Finishing with a 71, he was the only player to have three sub-par rounds through 54 holes.

“You hate bogeying the last hole, but the way I bogeyed it, it for sure felt like a par,” Scheffler said in a Butler Cabin interview. “Definitely a good finish to the day. I’m looking forward to tomorrow.”

Scheffler acknowledged that it’s not easy to sleep at night and play with the lead, but he said he calmed down Sunday once he got on the Augusta National grounds.

“When I got to the golf course, I was pretty much settled in. It’s just the morning that was tough,” he said.

After the third and fourth holes of the final round shifted momentum back in his favor, Scheffler maintained his four-shot lead until the 11th hole when Smith birdied to pull within three strokes.

However, when he hit his tee shot on No. 12 into Rae’s Creek, Smith fell out of contention with a triple-bogey to fall to 4-under. The Australian, who later won the 2022 British Open before defecting from the PGA Tour to LIV Golf, ultimately shot 73 to finish at 5-under.

In the meantime, playing five groups ahead of Scheffler and Smith, McIlroy, who carded the only bogey-free round of the tournament on Sunday, was making a run up the leaderboard. Shooting 64, he had six birdies and an eagle in the final round to finish in second place at 7-under.
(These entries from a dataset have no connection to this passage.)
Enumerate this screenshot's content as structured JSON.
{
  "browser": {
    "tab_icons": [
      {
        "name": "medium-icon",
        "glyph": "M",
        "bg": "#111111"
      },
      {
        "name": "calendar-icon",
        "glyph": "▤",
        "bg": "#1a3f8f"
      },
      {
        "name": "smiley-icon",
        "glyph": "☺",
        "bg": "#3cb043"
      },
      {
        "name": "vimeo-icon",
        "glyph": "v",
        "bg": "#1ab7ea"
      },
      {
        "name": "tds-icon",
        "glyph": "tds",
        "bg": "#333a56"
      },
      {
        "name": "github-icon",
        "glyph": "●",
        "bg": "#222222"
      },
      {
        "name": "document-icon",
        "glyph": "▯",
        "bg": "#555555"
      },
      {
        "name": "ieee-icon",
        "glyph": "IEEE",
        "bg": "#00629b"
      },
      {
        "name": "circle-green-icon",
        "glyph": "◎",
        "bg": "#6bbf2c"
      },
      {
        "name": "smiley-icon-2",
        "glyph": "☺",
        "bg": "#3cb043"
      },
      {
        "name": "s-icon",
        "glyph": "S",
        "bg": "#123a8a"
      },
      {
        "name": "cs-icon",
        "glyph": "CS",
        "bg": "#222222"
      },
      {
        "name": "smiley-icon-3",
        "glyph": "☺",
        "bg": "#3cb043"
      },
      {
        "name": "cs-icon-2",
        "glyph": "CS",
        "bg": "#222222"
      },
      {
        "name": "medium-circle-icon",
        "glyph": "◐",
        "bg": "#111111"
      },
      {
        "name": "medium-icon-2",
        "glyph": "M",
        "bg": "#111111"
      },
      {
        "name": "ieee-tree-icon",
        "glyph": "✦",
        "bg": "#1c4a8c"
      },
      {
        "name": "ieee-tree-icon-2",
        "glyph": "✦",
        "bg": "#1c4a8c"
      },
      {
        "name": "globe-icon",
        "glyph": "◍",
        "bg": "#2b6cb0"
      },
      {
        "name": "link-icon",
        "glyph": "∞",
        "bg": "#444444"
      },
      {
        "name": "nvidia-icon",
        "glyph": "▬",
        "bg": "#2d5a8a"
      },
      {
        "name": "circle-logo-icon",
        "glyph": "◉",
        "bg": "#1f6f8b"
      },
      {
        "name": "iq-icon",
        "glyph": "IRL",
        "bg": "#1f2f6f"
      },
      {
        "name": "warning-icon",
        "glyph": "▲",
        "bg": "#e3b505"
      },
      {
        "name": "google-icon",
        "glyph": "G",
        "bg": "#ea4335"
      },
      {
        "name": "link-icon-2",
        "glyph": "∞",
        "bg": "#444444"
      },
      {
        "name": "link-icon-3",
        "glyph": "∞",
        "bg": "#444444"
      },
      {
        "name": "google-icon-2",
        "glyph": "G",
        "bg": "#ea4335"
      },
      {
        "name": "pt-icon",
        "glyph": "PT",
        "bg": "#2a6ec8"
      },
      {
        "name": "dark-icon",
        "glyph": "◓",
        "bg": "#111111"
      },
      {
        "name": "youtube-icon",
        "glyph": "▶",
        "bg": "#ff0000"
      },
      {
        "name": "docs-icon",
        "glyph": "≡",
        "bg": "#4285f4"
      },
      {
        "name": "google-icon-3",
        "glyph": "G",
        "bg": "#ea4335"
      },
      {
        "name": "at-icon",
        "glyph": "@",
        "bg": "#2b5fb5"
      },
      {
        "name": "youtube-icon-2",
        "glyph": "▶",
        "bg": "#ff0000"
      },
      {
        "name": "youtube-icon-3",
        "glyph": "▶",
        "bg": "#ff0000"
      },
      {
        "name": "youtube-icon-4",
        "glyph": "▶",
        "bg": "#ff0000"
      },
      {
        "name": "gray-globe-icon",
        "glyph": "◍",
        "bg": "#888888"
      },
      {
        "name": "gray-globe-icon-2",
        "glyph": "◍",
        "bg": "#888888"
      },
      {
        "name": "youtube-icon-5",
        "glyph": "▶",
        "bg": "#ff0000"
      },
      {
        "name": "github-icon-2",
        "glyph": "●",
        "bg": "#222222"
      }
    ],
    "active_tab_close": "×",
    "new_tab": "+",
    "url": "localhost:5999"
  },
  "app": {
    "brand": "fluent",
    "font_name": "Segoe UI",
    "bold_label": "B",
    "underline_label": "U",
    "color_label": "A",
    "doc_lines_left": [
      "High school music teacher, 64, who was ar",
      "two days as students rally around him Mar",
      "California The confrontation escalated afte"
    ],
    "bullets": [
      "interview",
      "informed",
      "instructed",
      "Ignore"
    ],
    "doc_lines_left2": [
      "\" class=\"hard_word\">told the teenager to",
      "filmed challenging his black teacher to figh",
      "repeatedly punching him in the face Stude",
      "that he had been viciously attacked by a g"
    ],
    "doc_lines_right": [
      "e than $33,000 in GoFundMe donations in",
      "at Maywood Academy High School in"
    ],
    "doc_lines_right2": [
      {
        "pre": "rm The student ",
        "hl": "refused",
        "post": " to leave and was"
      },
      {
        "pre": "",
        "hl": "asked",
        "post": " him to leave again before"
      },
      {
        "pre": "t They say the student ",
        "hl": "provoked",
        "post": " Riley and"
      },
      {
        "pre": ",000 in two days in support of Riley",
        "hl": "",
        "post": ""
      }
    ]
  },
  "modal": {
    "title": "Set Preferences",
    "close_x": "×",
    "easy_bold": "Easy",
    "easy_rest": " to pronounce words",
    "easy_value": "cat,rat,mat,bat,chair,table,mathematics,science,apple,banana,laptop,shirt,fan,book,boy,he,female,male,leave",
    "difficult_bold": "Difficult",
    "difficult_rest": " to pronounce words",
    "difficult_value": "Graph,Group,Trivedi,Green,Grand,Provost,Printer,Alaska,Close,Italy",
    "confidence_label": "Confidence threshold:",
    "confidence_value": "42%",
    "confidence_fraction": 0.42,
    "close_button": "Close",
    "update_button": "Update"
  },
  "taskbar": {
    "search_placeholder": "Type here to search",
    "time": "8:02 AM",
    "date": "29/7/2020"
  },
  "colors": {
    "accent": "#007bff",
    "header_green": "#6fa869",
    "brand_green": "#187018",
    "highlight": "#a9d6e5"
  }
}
He also was part of one of the most spectacular moments of the 2022 – or any other – Masters on the 18th green.

Ending the day with a flourish, McIlroy holed out from the rear of the back right bunker to birdie the 18th hole. Not to be outdone, his playing partner, Collin Morikawa, followed with a hole-out from the front of the same bunker for a birdie on No. 18 to shoot 67 and finish in fifth place.

“I played a really, really good round of golf. I knew it would take something incredible to try to at least give Scottie something to think about,” McIlroy said. “I thought I had maybe done that with holing that bunker shot on the last. I got to within three at that point. But then Scottie’s just been sort of unflappable and birdied 14 and 15, and he’s closing this thing out like a champ.”

Scheffler shot another 71 on Sunday to finish the tournament at 10-under. In addition to his birdie on No. 3, he birdied the seventh, 14th and 15th holes and bogeyed No 10. Scheffler said he never broke his concentration until he got to the 72nd hole and double-bogeyed with a four-putt.

“I had a five-shot lead and was like, all right, now I can enjoy this. And you saw the results of that,” he said with a laugh.

Throughout the tournament, Scheffler put his trust in his caddie, Ted Scott, who was on the bag for Bubba Watson for his Masters wins in 2012 and 2014. Scheffler also said he rarely looked at the leaderboards.

“I kept my head down, kept pushing and trying to hit good shots and stay aggressive. … The minute you play overly conservative, bogeys just start racking up,” he said. “You have to play conservatively aggressive and hit good shots. You can’t just limp your way in. I knew that on the back nine, and all I was trying to do was just hit good shots.”

Making History

Despite the finish that a five-shot lead going into the last hole allows, Scheffler made history in all the right ways. He became the fifth top-ranked player in the world to win the Masters, joining Ian Woosnam (1991), Fred Couples (1992), Woods (2001 and 2002) and Johnson (2020). He also was the fourth Masters champion to have won a U.S. Junior Amateur Championship, along with Gay Brewer, Woods and Spieth.

Several times during the week Scheffler was asked to describe himself. He said he’s a private, laid-back guy who leads a normal life, likes to play board games and tries to stay in the moment. Now, however, he also is a Masters champion who has a lifetime invitation to Augusta National every April.

“I dreamed of having a chance to play in this golf tournament. I teared up the first time I got my invitation in the mail. … I love this place. I love this golf course,” he said. “If you’re going to choose a golf tournament to win, this would be the tournament I would want to win.”

By Betsy Gilliland